The primary aspect of memory is repetition. The repetition that is created within the database by people walking the same streets, making the same stops, searching for the same people (or not), the recording of these movements for repurposing – repetitive use of the data by others, and in relation to the memories of others. For instance, the data may say that a two beacons intersected for ten minutes at a set of coordinates at a specific time. The individual(s), when asked would likely describe the happening differently…they may describe a conversation, the person and the experience of that 10 minutes as a whole.

Is one set valuable without the other?

In the Introduction to Memory: Documents of Contemporary Art, Ian Farr states: “A single memory, or experience can only be deciphered, can only be seen, if it is juxtaposed ‘with or against or beside’ another.”

The meaning of the data vis-a-vis the personal memory, and vice-versa, is paramount, and where negotiation of meaning can occur.

Stay tuned.

Reflections on Week 1

[W]e do not live in a kind of void, inside of which we could place individuals and things. We do not live inside a void that could be coloured by diverse shades of light, we live inside a set of relations that delineates sites which are irreducible to one another and absolutely not superimposable on one another.

— Michel Foucault

My starting goal upon beginning the Convergent.Studios was simple (although the answer not so simple): Have sensors that communicate with each other to establish proximity between them. This goal, in support of my project Invisible Threads are the Strongest Ties  —conceived during graduate studies at Emily Carr University of Art + Design and have had in my back pocket ever since—  was one that was technically nuanced, and required programming and development expertise to achieve the original vision that I had for it, that I have been given through this opportunity.

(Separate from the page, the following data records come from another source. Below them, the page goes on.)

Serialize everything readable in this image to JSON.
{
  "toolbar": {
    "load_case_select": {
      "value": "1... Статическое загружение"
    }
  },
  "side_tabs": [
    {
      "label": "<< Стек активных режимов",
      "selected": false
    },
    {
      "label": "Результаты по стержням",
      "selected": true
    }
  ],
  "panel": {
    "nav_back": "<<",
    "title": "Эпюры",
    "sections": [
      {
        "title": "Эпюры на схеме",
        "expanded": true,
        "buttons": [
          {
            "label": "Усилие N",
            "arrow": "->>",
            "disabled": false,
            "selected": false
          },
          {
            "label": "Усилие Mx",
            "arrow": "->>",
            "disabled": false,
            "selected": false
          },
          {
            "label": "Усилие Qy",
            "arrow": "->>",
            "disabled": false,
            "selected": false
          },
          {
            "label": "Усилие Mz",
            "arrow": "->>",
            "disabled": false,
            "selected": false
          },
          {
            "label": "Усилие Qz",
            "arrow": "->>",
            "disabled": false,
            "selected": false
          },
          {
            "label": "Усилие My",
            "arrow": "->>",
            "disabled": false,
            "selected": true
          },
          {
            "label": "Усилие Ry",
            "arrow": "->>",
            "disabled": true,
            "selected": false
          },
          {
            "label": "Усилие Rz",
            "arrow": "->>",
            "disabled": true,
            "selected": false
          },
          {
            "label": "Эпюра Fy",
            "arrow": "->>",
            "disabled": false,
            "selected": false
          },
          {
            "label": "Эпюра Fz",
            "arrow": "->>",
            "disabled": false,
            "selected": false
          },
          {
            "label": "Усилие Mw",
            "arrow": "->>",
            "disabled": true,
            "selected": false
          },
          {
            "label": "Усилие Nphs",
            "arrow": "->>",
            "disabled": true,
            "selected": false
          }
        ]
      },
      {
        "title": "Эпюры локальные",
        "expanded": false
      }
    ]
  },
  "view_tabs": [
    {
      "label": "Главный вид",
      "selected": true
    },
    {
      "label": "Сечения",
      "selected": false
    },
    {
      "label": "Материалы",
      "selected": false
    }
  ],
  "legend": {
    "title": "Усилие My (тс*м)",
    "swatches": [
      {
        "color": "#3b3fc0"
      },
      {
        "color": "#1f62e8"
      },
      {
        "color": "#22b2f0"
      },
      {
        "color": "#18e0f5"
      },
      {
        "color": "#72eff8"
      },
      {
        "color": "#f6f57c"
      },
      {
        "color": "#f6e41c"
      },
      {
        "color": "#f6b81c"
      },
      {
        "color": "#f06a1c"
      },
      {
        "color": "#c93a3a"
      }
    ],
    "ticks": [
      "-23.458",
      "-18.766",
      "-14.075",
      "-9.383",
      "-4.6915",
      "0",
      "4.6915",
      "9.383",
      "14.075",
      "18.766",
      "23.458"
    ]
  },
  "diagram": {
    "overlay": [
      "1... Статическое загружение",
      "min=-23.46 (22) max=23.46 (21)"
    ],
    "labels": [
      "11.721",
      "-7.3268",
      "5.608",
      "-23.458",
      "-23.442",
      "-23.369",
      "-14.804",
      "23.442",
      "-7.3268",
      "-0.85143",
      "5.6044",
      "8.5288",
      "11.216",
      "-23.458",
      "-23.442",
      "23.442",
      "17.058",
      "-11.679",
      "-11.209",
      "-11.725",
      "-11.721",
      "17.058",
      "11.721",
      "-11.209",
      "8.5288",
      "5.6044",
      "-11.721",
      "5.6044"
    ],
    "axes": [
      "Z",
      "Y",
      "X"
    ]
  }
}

As such, addressing and taking down the technical barriers was first on my list, and I have made progress made to date with these technical elements, and interactions both through learning directly from my mentors, and indirectly from co-workers and others has already brought forth the realization of new starting points and directions for the work to expand into.

Briefly, the current approach developed during my first week at the residency primarily included using a combination of GPS, Wifi/Cellular, and lights to create wearable beacons to communicate with each other via their own server and database, for which I have mobile prototypes that I have successfully taken for walks and have collected GPS data from.

We have liftoff. I have something tangible now to hold, to carry, to test and to show.

2 Prototypes: USB Battery packs, Particle Photons, Adafruit Flora GPS.
2 Prototypes: USB Battery packs, Particle Photons, Adafruit Flora GPS.

(And now for the tricky part.)

In the words of artist Jan Svenunsson: “The function of the imagination — the function of art — is to not accept words —or facts — as final, but to use them as starting points, or triggers, for speculation into further meaning.”

The necessary movement of this work between the realm of art and business has its fulcrum here.

I’ve reflected on this quote many times in the development of my artistic practice, and particular to this work. Coming into this experience, this work exists as a starting point for further engagement in community and behaviour to seek out meaning triggered by others, and nurturing the collective responsibility (for sensation) extending to responsibility for community.

As such,  paramount consideration for this work is the place (opposed to space) through the forefronting of the startup community context and the development process and co-working environment as an avenue through which this engagement to exist.

Beyond the obvious differences between the art and business —emphasis on product, evaluation and local economy— that comes with the startup community and emphasis on collaboration is the nuances of language and meaning attached to it. How I speak to people about this work adapts:

Art object/Product
Affect/The Kano Model

Starting points. New words, new meaning, new ways for this work to exist. I’m curious and excited by the possibilities. (Stay tuned.)

Invisible threads are the strongest ties